In the entries that follow, say how many lines contain the string "Research". Give no other words.

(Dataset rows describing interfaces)
------------------------------------------------------------------------

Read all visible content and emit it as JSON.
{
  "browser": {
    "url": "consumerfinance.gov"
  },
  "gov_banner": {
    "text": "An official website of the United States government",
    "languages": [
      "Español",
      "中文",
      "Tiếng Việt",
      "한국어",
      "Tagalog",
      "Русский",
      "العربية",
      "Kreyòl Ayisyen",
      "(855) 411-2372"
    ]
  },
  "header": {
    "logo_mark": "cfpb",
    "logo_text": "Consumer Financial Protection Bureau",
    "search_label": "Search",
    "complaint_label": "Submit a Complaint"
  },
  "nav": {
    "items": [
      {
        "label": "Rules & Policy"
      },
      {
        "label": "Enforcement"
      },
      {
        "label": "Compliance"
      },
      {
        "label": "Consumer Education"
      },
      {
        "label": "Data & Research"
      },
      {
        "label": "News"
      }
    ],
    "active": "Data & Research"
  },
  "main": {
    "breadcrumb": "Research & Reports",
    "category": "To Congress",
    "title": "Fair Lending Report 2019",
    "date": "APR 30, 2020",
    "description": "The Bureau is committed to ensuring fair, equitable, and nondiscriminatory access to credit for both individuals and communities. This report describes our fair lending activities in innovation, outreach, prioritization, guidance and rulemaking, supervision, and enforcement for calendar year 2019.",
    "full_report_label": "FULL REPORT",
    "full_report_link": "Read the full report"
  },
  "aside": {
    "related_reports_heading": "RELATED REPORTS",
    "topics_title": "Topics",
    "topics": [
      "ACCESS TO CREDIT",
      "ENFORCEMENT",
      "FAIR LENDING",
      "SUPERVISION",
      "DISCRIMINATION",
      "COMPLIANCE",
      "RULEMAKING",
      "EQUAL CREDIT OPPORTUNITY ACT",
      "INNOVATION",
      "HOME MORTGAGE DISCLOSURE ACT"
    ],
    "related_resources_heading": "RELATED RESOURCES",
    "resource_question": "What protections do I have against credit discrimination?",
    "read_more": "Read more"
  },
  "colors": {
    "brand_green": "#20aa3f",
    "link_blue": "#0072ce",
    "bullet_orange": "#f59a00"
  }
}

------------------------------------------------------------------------

◆ **Result of the task**
3